■ Work instruction:
The lines needed are those below that contain the word "placeholder"; copy each one.

Stored data entries
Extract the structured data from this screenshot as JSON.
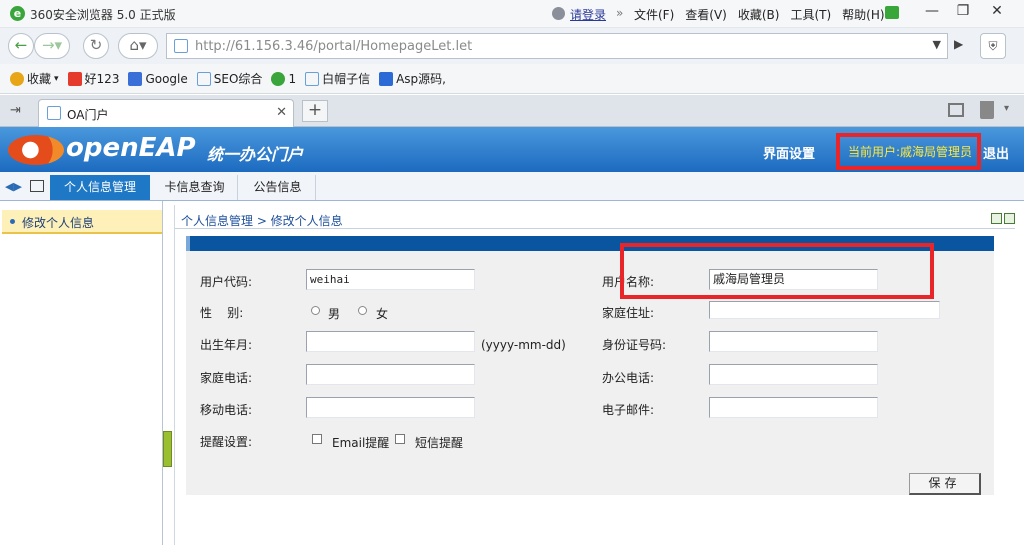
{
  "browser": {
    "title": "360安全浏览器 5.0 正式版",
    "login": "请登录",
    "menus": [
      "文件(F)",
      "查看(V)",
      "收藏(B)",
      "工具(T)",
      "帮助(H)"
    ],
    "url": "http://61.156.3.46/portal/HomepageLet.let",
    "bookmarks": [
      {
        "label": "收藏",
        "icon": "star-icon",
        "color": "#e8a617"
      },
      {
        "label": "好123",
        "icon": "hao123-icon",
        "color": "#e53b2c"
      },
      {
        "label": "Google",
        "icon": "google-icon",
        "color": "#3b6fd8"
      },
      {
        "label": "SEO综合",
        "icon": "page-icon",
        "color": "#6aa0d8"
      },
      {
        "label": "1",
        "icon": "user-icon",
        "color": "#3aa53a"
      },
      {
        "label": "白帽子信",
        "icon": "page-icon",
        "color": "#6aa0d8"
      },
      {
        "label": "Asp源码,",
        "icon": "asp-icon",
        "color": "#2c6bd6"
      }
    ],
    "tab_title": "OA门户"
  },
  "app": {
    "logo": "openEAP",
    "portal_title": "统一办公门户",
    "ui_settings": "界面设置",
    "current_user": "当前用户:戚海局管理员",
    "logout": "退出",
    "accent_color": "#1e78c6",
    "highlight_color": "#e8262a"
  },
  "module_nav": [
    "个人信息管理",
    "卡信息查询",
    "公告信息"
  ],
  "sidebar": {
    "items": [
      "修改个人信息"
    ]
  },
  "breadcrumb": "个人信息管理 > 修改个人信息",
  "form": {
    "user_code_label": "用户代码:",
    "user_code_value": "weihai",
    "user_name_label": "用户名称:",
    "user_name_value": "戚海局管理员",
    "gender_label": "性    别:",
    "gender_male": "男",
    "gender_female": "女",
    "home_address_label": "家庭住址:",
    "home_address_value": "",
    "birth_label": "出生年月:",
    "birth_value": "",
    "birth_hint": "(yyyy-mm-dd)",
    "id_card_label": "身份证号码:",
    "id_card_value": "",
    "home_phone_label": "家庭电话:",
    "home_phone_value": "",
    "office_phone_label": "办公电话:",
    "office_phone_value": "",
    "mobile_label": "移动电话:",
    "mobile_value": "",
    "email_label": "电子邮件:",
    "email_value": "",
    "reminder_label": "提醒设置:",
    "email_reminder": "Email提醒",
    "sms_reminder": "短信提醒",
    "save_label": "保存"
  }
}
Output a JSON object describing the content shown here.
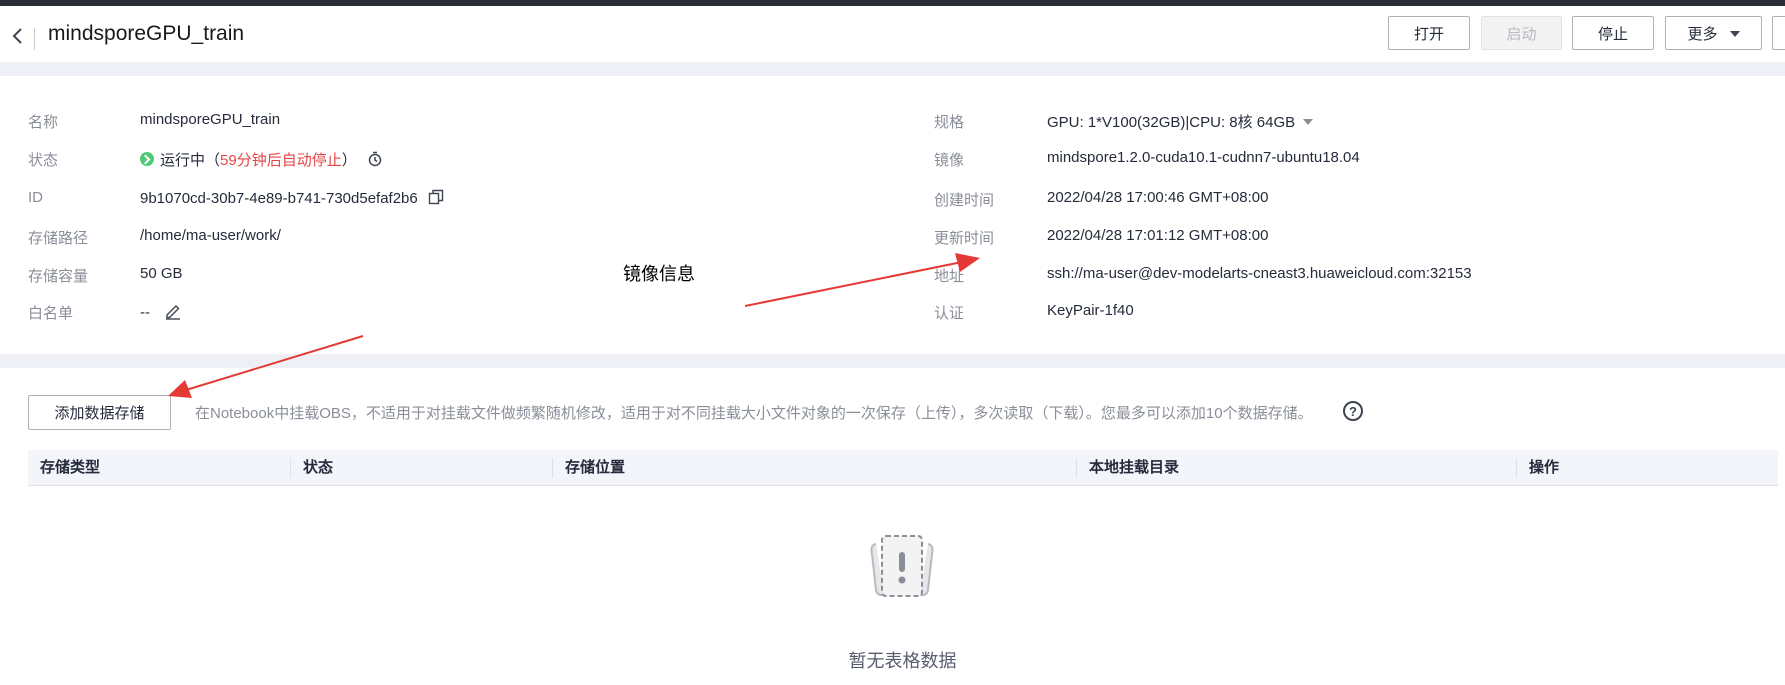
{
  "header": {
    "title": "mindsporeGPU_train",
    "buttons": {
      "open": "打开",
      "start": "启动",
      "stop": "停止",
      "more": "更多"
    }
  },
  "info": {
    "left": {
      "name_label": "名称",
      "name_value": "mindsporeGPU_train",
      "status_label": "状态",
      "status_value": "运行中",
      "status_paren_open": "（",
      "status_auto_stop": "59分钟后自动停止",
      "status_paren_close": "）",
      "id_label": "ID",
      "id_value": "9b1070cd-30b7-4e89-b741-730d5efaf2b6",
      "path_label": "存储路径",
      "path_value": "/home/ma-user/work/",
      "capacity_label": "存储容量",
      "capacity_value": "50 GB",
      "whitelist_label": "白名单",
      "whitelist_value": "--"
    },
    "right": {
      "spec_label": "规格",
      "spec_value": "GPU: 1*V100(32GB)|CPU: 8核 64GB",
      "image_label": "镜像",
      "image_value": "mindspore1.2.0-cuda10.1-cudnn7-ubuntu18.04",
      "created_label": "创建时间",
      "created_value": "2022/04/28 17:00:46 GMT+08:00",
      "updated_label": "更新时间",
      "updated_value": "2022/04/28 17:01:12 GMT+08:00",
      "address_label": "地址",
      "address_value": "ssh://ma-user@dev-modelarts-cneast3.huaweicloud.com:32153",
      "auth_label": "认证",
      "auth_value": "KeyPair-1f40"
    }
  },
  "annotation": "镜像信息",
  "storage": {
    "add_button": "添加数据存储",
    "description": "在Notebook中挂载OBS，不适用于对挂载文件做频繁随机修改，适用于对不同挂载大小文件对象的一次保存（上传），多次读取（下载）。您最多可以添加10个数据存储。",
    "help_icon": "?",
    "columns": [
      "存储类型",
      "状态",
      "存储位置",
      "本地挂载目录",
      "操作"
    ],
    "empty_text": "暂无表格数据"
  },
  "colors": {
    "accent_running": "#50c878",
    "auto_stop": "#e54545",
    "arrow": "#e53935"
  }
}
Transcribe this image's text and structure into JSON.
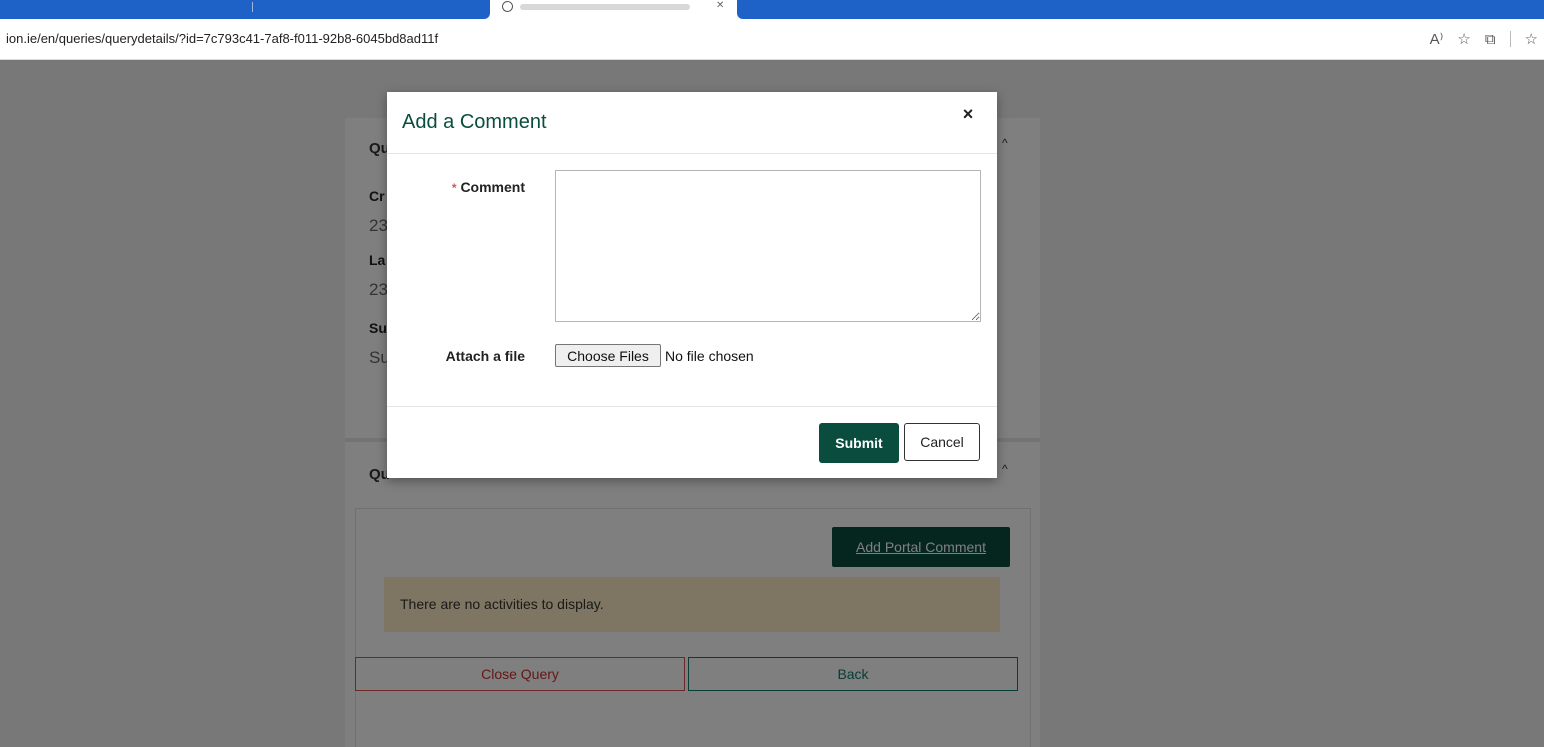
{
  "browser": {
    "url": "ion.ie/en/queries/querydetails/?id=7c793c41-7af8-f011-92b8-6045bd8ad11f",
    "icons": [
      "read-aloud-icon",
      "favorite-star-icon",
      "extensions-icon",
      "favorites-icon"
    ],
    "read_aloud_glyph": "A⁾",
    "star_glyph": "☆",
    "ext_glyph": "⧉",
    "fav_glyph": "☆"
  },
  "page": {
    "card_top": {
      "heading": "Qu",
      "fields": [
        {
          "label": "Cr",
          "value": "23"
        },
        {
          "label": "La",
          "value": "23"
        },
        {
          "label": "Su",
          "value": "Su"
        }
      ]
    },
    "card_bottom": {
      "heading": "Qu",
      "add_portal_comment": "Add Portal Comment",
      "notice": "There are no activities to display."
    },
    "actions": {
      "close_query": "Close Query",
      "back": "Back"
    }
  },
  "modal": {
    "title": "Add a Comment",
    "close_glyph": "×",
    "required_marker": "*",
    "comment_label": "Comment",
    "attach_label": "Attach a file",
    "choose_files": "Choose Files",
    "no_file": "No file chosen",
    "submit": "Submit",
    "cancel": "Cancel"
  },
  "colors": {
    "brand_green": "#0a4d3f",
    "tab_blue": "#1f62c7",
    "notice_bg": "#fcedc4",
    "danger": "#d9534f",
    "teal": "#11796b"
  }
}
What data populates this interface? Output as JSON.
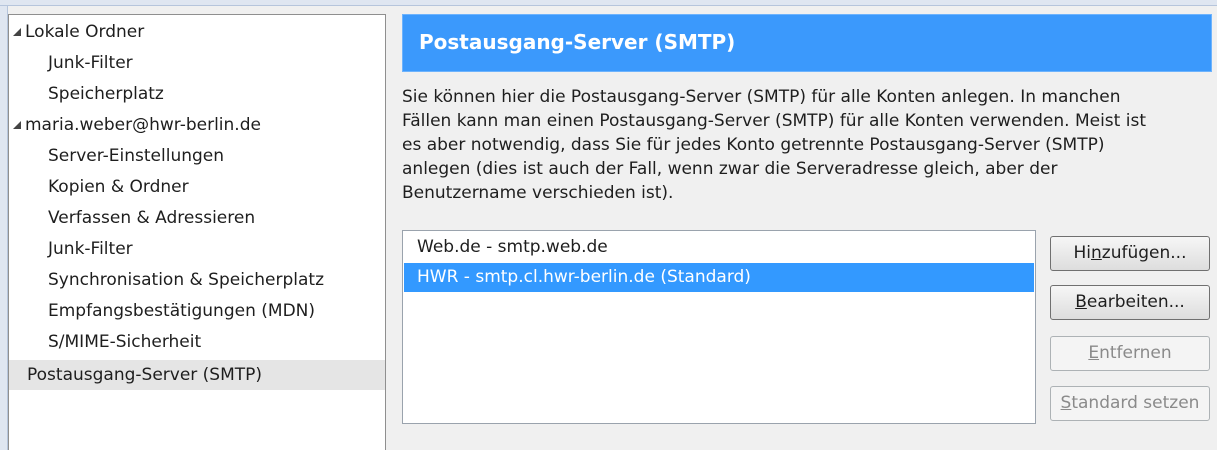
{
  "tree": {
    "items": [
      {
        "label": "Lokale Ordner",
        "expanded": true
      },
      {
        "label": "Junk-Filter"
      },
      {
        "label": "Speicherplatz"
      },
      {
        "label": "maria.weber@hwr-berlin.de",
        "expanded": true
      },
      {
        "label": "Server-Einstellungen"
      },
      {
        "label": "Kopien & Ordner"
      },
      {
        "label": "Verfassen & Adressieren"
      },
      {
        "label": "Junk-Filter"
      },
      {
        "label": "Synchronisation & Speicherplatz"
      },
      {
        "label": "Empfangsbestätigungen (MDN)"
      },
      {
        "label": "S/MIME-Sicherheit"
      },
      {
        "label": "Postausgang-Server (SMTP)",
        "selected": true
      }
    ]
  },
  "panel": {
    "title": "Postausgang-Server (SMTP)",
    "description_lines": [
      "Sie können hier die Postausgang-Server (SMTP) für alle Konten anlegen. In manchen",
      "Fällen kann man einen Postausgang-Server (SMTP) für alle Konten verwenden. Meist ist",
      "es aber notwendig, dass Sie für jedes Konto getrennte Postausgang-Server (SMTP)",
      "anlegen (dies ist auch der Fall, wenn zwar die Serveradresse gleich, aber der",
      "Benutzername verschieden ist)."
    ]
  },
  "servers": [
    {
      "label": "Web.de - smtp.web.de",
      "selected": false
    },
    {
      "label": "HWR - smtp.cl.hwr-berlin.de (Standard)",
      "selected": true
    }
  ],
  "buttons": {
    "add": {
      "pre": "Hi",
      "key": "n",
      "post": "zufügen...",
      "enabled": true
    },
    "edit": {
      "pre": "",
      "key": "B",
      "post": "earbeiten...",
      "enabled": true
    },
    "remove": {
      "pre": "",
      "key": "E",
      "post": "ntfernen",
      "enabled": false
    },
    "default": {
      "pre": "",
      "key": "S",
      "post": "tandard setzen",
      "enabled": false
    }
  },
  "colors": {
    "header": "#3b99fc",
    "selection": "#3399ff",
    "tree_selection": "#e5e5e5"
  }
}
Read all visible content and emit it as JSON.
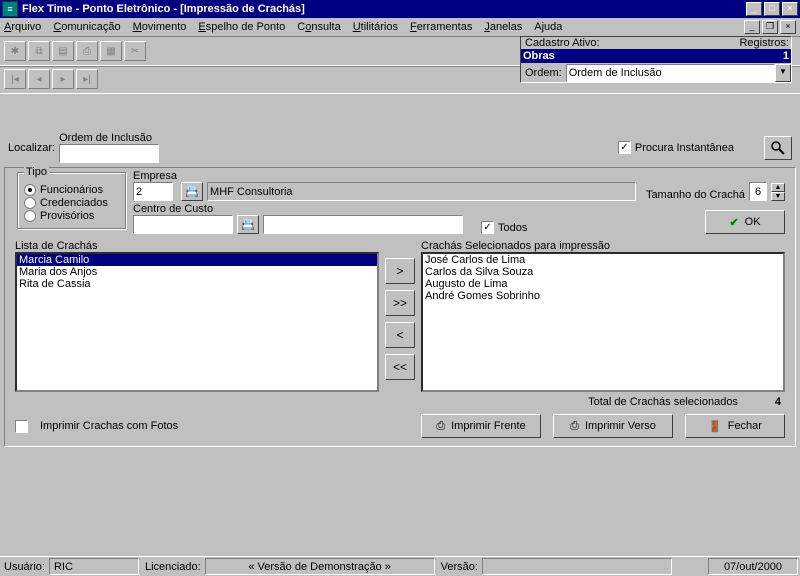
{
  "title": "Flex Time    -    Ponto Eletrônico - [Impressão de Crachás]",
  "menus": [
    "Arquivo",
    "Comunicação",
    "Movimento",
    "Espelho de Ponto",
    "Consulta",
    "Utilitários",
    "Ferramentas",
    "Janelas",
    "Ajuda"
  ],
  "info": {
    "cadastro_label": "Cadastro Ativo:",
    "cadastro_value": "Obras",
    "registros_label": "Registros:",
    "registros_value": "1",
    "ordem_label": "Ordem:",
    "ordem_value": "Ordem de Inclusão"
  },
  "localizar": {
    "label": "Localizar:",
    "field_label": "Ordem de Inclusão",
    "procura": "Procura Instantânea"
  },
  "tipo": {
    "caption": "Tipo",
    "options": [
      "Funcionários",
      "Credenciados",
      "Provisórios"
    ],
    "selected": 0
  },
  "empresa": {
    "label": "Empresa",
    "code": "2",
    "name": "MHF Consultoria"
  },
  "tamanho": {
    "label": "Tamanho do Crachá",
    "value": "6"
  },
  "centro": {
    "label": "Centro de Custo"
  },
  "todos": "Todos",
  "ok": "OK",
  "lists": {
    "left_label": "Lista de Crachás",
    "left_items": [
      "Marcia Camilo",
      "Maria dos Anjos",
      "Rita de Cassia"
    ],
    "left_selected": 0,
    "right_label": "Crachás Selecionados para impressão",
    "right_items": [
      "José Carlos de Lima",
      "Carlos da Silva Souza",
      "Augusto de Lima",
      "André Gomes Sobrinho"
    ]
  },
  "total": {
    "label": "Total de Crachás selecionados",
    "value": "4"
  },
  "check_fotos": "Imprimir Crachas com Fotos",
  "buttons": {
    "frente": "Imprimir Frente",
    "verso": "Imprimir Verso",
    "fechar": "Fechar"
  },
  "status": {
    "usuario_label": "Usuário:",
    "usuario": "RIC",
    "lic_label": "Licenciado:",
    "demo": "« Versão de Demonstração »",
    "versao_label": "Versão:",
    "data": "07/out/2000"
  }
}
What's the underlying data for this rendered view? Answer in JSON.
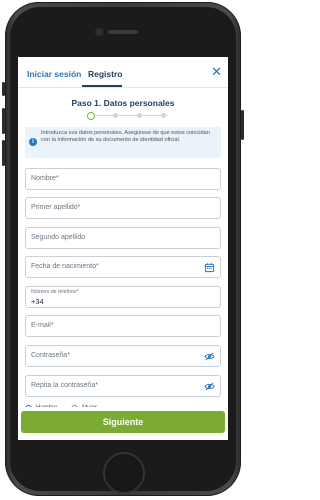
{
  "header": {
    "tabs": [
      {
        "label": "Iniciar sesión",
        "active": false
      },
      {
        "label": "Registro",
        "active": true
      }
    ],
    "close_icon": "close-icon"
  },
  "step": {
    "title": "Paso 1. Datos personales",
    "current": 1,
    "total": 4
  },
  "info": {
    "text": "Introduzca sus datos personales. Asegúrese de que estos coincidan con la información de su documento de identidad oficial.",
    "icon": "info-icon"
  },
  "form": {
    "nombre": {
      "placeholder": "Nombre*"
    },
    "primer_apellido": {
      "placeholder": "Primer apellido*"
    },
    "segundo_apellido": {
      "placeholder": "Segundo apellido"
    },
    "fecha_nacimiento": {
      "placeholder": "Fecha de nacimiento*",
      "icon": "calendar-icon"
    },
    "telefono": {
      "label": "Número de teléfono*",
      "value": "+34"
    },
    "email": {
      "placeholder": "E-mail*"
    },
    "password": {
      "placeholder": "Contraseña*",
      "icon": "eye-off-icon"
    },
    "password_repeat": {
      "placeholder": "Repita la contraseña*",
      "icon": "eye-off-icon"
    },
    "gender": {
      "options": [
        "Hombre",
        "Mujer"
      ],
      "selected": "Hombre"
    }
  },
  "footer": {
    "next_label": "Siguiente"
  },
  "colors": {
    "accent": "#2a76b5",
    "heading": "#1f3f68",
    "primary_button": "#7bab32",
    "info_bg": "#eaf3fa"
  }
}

■ Your response:
      "placeholder": "Nombre*"
      "placeholder": "Primer apellido*"
      "placeholder": "Segundo apellido"
      "placeholder": "Fecha de nacimiento*",
      "placeholder": "E-mail*"
      "placeholder": "Contraseña*",
      "placeholder": "Repita la contraseña*",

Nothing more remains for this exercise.